Recycling 1 tonne of food waste using its rapid-composting method, rather than sending it to landfill, prevents greenhouse gas emissions that would otherwise take 398 trees a year to absorb, Maeko says.

a diagram showing how Maeko’s process creates usable compost within 24 hours.
Maeko’s process creates usable compost within 24 hours. Image: Maeko

1 billion tonnes wasted

By providing onsite composting solutions for all kinds of businesses and homes, Maeko says its goal is to help “close the loop” of sustainability, ensuring that waste food goes back into farms and gardens as fertilizer to grow more food.

Malaysia generates 15,000 tonnes of food waste every day, which accounts for nearly half of all domestic waste, and Maeko says much of it goes to landfill.

But food waste is a global problem. A new report from the United Nations has found that across the world almost 1 billion tonnes of food waste are generated a year – nearly twice the amount previously estimated.

Twenty-six percent of this comes from food service and 13% from retail, but 61% comes from households – with an average of 74 kilogrammes of food being discarded per person each year around the world.
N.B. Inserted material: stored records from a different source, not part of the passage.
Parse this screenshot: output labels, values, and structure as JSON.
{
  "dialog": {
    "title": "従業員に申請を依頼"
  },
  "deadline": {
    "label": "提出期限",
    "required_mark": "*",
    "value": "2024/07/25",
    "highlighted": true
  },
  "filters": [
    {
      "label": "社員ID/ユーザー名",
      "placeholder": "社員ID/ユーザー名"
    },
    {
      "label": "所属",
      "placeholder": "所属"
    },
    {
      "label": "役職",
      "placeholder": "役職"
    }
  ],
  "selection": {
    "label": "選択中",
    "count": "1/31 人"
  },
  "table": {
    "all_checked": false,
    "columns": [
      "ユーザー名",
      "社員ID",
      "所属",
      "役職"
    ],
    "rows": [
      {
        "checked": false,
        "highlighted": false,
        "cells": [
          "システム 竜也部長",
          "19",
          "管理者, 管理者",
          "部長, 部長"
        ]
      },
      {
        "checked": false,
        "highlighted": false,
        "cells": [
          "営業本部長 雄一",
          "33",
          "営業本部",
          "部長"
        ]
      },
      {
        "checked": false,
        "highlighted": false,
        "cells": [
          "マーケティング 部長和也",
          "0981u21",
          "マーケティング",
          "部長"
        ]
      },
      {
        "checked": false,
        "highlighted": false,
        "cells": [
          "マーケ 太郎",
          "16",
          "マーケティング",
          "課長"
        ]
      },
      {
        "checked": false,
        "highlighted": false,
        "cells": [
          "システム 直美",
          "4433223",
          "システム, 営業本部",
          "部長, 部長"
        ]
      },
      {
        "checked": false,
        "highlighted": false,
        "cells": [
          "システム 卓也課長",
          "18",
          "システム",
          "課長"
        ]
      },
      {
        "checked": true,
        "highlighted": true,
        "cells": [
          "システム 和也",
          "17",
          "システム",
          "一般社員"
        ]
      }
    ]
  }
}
The UN says the per-capita food wasted each year is “remarkably similar” from lower-middle-income to high-income countries.

At the same time, the UN’s Food and Agriculture Organization estimates that 690 million people went hungry in 2019.

Dealing with this complex issue will require a range of policy and other interventions, including governments developing national strategies, the UN report says. But it also points out that it is everybody's problem – so making changes at a business and household level, such as composting the food that does need to be thrown away, could form part of the solution.

Maeko has invented a machine that produces compost in 24 hours.
Maeko has invented a machine that produces compost in 24 hours. Image: Maeko

A circular future

Maeko is one of the start-ups participating in the World Economic Forum’s The Circulars Accelerator Cohort 2021. The group of 17 businesses has been selected to receive funding and advice to help scale up their activities in order to help make the circular economy a reality.

The accelerator is a collaboration with UpLink, the World Economic Forum’s innovation crowdsourcing platform, and is led by professional services company Accenture in partnership with Anglo American, Ecolab, and Schneider Electric.

Discover

What is the World Economic Forum doing about the circular economy?

Using Uplink, the accelerator supports ground-breaking circular economy entrepreneurs to scale up disruptive innovation across sectors and at an unprecedented pace.

It’s part of the “Decade of Action” to deliver the United Nations’ 17 Sustainable Development Goals – which include the elimination of hunger – by 2030. To achieve the goals, the UN says individuals as well as governments, civil society and business must step up to the challenge.

Loading...
Don't miss any update on this topic

Create a free account and access your personalized content collection with our latest publications and analyses.

Sign up for free

License and Republishing

World Economic Forum articles may be republished in accordance with the Creative Commons Attribution-NonCommercial-NoDerivatives 4.0 International Public License, and in accordance with our Terms of Use.

The views expressed in this article are those of the author alone and not the World Economic Forum.

Related topics:
Circular EconomyClimate Action
Share:
World Economic Forum logo
Global Agenda

The Agenda Weekly

A weekly update of the most important issues driving the global agenda

Subscribe today

You can unsubscribe at any time using the link in our emails. For more details, review our privacy policy.

Which technologies will enable a cleaner steel industry?

Daniel Boero Vargas and Mandy Chan

April 25, 2024

About Us

Events

Media

Partners & Members

  • Join Us

Language Editions

Privacy Policy & Terms of Service

© 2024 World Economic Forum